About this task:
All of the data is to be printed exactly, though the images must be left off.

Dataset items
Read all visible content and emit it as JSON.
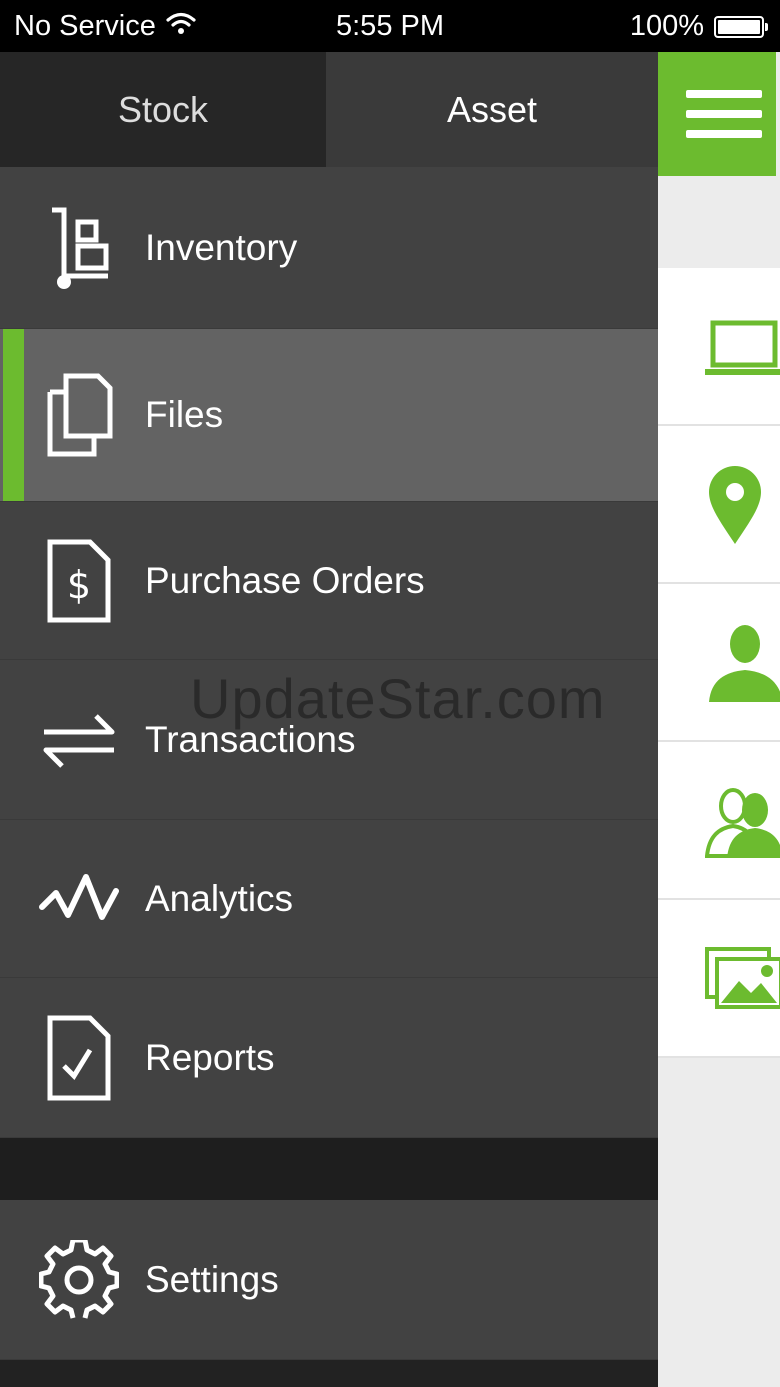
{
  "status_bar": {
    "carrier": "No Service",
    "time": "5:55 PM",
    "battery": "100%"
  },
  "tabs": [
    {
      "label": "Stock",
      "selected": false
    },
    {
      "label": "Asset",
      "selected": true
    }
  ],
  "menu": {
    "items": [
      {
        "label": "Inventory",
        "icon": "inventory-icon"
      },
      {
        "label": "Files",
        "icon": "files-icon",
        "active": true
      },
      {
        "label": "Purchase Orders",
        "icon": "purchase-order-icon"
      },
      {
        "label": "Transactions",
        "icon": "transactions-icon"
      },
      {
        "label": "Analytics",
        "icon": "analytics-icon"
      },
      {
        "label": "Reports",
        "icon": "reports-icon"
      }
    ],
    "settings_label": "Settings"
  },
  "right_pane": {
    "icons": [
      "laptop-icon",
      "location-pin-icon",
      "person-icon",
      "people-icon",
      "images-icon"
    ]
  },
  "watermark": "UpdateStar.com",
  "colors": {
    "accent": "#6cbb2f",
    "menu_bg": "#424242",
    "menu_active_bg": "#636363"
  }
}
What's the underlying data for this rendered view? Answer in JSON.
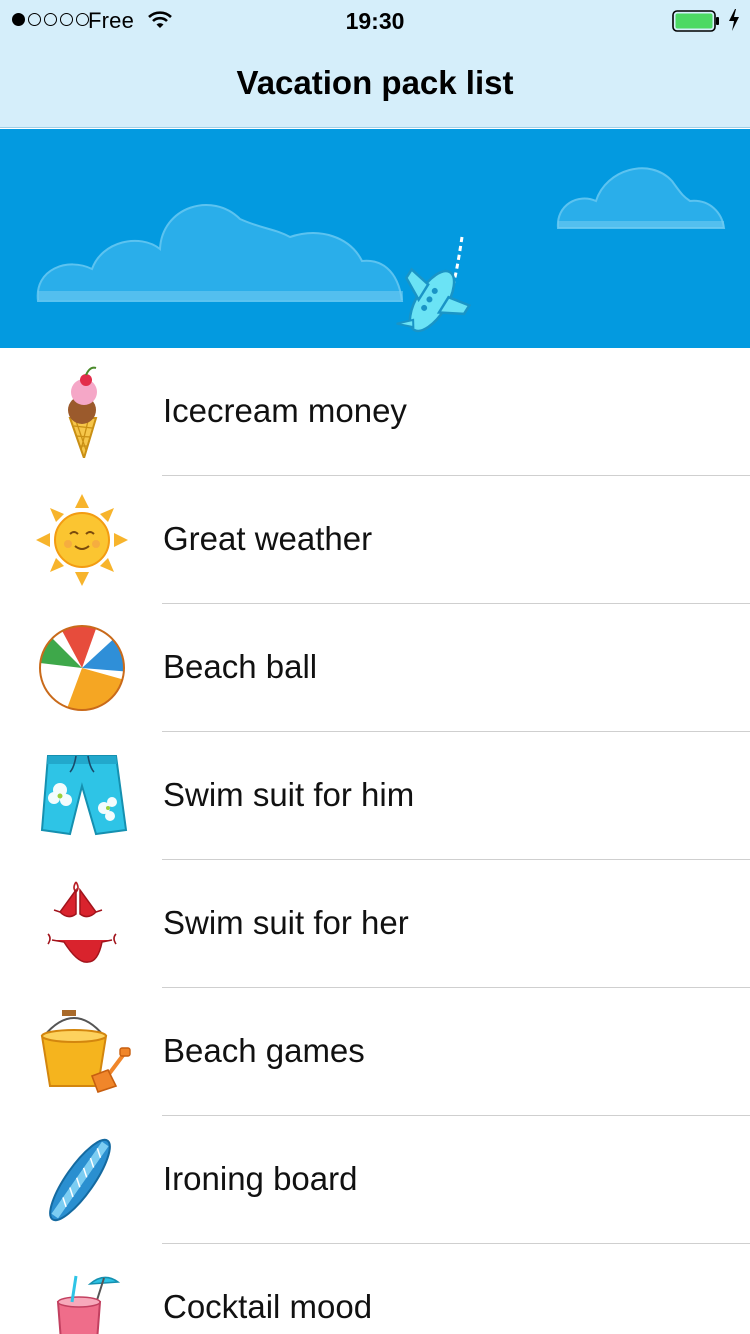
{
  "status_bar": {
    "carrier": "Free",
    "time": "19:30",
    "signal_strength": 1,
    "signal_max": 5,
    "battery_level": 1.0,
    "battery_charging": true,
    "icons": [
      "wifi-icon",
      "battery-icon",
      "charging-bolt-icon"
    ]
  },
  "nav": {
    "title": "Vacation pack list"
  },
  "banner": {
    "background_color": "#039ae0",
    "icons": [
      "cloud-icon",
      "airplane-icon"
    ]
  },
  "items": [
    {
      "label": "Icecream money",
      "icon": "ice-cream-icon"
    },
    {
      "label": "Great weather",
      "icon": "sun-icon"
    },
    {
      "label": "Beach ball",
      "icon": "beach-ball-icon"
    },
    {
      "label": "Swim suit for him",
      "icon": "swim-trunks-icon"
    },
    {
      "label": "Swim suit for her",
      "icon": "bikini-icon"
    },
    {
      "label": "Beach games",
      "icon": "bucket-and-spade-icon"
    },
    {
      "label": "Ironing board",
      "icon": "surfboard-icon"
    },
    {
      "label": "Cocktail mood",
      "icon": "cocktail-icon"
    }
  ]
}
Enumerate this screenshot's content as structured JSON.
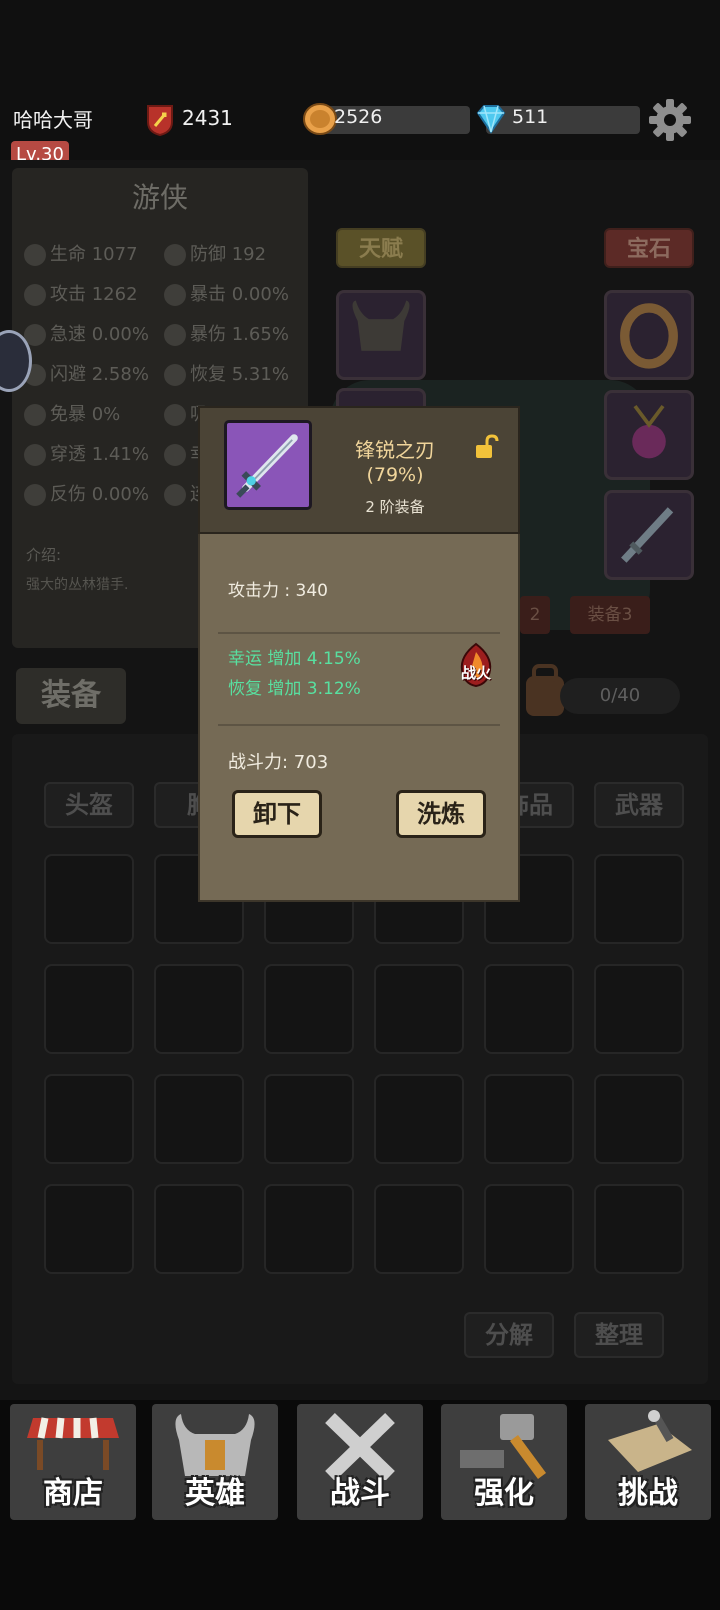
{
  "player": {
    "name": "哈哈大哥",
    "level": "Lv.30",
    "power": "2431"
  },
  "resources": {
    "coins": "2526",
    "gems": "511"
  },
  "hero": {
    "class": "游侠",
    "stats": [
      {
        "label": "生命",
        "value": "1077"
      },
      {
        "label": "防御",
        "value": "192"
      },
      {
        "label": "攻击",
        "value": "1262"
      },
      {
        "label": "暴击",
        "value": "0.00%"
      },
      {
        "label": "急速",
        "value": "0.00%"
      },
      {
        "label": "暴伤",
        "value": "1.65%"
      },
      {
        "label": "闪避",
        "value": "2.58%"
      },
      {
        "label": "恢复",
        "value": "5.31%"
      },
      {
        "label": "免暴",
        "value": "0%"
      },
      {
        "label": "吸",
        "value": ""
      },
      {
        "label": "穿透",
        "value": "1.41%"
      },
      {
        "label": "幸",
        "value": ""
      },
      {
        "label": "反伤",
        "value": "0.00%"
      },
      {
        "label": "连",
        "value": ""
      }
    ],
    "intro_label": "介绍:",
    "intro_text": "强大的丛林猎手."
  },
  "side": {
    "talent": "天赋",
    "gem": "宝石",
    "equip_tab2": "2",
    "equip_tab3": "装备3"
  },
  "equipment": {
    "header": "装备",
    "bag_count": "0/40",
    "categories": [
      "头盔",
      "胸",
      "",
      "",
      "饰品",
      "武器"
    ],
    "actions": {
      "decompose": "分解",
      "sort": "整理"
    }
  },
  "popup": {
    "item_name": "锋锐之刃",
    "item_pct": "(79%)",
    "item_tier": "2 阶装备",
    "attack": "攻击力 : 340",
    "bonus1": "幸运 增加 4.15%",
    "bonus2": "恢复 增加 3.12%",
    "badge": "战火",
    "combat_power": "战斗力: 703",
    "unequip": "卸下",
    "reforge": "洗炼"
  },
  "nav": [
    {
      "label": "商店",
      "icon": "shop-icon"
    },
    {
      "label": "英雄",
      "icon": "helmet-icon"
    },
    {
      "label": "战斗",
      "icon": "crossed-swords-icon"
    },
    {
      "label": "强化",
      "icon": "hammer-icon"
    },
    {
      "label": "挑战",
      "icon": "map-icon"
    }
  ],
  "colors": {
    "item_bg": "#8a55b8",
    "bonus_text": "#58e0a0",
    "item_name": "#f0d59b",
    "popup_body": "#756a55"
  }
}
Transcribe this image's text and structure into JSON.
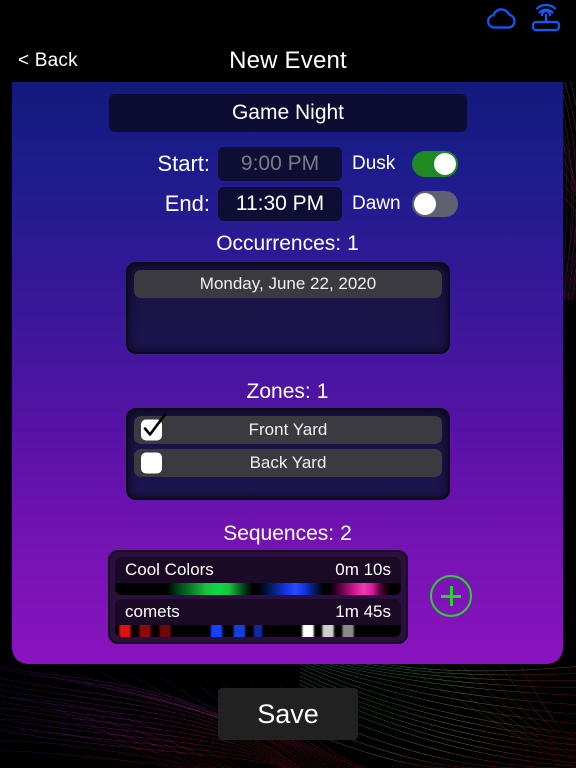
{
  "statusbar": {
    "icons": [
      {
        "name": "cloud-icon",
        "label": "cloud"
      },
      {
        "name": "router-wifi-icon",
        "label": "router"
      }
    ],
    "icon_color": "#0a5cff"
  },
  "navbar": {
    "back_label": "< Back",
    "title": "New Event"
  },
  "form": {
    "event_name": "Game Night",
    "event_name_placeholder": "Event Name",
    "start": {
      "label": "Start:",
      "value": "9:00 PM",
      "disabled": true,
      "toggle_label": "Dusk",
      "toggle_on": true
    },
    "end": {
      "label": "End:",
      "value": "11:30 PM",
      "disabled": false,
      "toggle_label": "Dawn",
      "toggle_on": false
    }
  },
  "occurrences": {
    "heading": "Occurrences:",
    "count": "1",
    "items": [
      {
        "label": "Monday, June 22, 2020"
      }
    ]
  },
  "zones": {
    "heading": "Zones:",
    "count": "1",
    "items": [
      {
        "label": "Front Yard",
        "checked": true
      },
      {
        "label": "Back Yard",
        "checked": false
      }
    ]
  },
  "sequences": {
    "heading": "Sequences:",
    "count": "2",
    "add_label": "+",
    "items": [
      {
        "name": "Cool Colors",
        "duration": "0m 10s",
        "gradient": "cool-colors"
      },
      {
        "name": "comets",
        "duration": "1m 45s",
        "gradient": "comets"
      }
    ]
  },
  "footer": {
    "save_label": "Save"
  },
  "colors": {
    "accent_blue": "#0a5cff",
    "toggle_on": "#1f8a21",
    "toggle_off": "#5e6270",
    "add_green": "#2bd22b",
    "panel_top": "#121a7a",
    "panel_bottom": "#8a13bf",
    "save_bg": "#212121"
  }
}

Reply to the task:
Read all visible content and emit it as JSON.
{
  "status_bar": {
    "carrier": "No Service",
    "time": "5:55 PM",
    "battery": "100%"
  },
  "tabs": [
    {
      "label": "Stock",
      "selected": false
    },
    {
      "label": "Asset",
      "selected": true
    }
  ],
  "menu": {
    "items": [
      {
        "label": "Inventory",
        "icon": "inventory-icon"
      },
      {
        "label": "Files",
        "icon": "files-icon",
        "active": true
      },
      {
        "label": "Purchase Orders",
        "icon": "purchase-order-icon"
      },
      {
        "label": "Transactions",
        "icon": "transactions-icon"
      },
      {
        "label": "Analytics",
        "icon": "analytics-icon"
      },
      {
        "label": "Reports",
        "icon": "reports-icon"
      }
    ],
    "settings_label": "Settings"
  },
  "right_pane": {
    "icons": [
      "laptop-icon",
      "location-pin-icon",
      "person-icon",
      "people-icon",
      "images-icon"
    ]
  },
  "watermark": "UpdateStar.com",
  "colors": {
    "accent": "#6cbb2f",
    "menu_bg": "#424242",
    "menu_active_bg": "#636363"
  }
}
What's the underlying data for this rendered view? Answer in JSON.
{
  "status_bar": {
    "carrier": "Free",
    "time": "19:30",
    "signal_strength": 1,
    "signal_max": 5,
    "battery_level": 1.0,
    "battery_charging": true,
    "icons": [
      "wifi-icon",
      "battery-icon",
      "charging-bolt-icon"
    ]
  },
  "nav": {
    "title": "Vacation pack list"
  },
  "banner": {
    "background_color": "#039ae0",
    "icons": [
      "cloud-icon",
      "airplane-icon"
    ]
  },
  "items": [
    {
      "label": "Icecream money",
      "icon": "ice-cream-icon"
    },
    {
      "label": "Great weather",
      "icon": "sun-icon"
    },
    {
      "label": "Beach ball",
      "icon": "beach-ball-icon"
    },
    {
      "label": "Swim suit for him",
      "icon": "swim-trunks-icon"
    },
    {
      "label": "Swim suit for her",
      "icon": "bikini-icon"
    },
    {
      "label": "Beach games",
      "icon": "bucket-and-spade-icon"
    },
    {
      "label": "Ironing board",
      "icon": "surfboard-icon"
    },
    {
      "label": "Cocktail mood",
      "icon": "cocktail-icon"
    }
  ]
}
Enumerate this screenshot's content as structured JSON.
{
  "player": {
    "name": "哈哈大哥",
    "level": "Lv.30",
    "power": "2431"
  },
  "resources": {
    "coins": "2526",
    "gems": "511"
  },
  "hero": {
    "class": "游侠",
    "stats": [
      {
        "label": "生命",
        "value": "1077"
      },
      {
        "label": "防御",
        "value": "192"
      },
      {
        "label": "攻击",
        "value": "1262"
      },
      {
        "label": "暴击",
        "value": "0.00%"
      },
      {
        "label": "急速",
        "value": "0.00%"
      },
      {
        "label": "暴伤",
        "value": "1.65%"
      },
      {
        "label": "闪避",
        "value": "2.58%"
      },
      {
        "label": "恢复",
        "value": "5.31%"
      },
      {
        "label": "免暴",
        "value": "0%"
      },
      {
        "label": "吸",
        "value": ""
      },
      {
        "label": "穿透",
        "value": "1.41%"
      },
      {
        "label": "幸",
        "value": ""
      },
      {
        "label": "反伤",
        "value": "0.00%"
      },
      {
        "label": "连",
        "value": ""
      }
    ],
    "intro_label": "介绍:",
    "intro_text": "强大的丛林猎手."
  },
  "side": {
    "talent": "天赋",
    "gem": "宝石",
    "equip_tab2": "2",
    "equip_tab3": "装备3"
  },
  "equipment": {
    "header": "装备",
    "bag_count": "0/40",
    "categories": [
      "头盔",
      "胸",
      "",
      "",
      "饰品",
      "武器"
    ],
    "actions": {
      "decompose": "分解",
      "sort": "整理"
    }
  },
  "popup": {
    "item_name": "锋锐之刃",
    "item_pct": "(79%)",
    "item_tier": "2 阶装备",
    "attack": "攻击力 : 340",
    "bonus1": "幸运 增加 4.15%",
    "bonus2": "恢复 增加 3.12%",
    "badge": "战火",
    "combat_power": "战斗力: 703",
    "unequip": "卸下",
    "reforge": "洗炼"
  },
  "nav": [
    {
      "label": "商店",
      "icon": "shop-icon"
    },
    {
      "label": "英雄",
      "icon": "helmet-icon"
    },
    {
      "label": "战斗",
      "icon": "crossed-swords-icon"
    },
    {
      "label": "强化",
      "icon": "hammer-icon"
    },
    {
      "label": "挑战",
      "icon": "map-icon"
    }
  ],
  "colors": {
    "item_bg": "#8a55b8",
    "bonus_text": "#58e0a0",
    "item_name": "#f0d59b",
    "popup_body": "#756a55"
  }
}
Transcribe this image's text and structure into JSON.
{
  "statusbar": {
    "icons": [
      {
        "name": "cloud-icon",
        "label": "cloud"
      },
      {
        "name": "router-wifi-icon",
        "label": "router"
      }
    ],
    "icon_color": "#0a5cff"
  },
  "navbar": {
    "back_label": "< Back",
    "title": "New Event"
  },
  "form": {
    "event_name": "Game Night",
    "event_name_placeholder": "Event Name",
    "start": {
      "label": "Start:",
      "value": "9:00 PM",
      "disabled": true,
      "toggle_label": "Dusk",
      "toggle_on": true
    },
    "end": {
      "label": "End:",
      "value": "11:30 PM",
      "disabled": false,
      "toggle_label": "Dawn",
      "toggle_on": false
    }
  },
  "occurrences": {
    "heading": "Occurrences:",
    "count": "1",
    "items": [
      {
        "label": "Monday, June 22, 2020"
      }
    ]
  },
  "zones": {
    "heading": "Zones:",
    "count": "1",
    "items": [
      {
        "label": "Front Yard",
        "checked": true
      },
      {
        "label": "Back Yard",
        "checked": false
      }
    ]
  },
  "sequences": {
    "heading": "Sequences:",
    "count": "2",
    "add_label": "+",
    "items": [
      {
        "name": "Cool Colors",
        "duration": "0m 10s",
        "gradient": "cool-colors"
      },
      {
        "name": "comets",
        "duration": "1m 45s",
        "gradient": "comets"
      }
    ]
  },
  "footer": {
    "save_label": "Save"
  },
  "colors": {
    "accent_blue": "#0a5cff",
    "toggle_on": "#1f8a21",
    "toggle_off": "#5e6270",
    "add_green": "#2bd22b",
    "panel_top": "#121a7a",
    "panel_bottom": "#8a13bf",
    "save_bg": "#212121"
  }
}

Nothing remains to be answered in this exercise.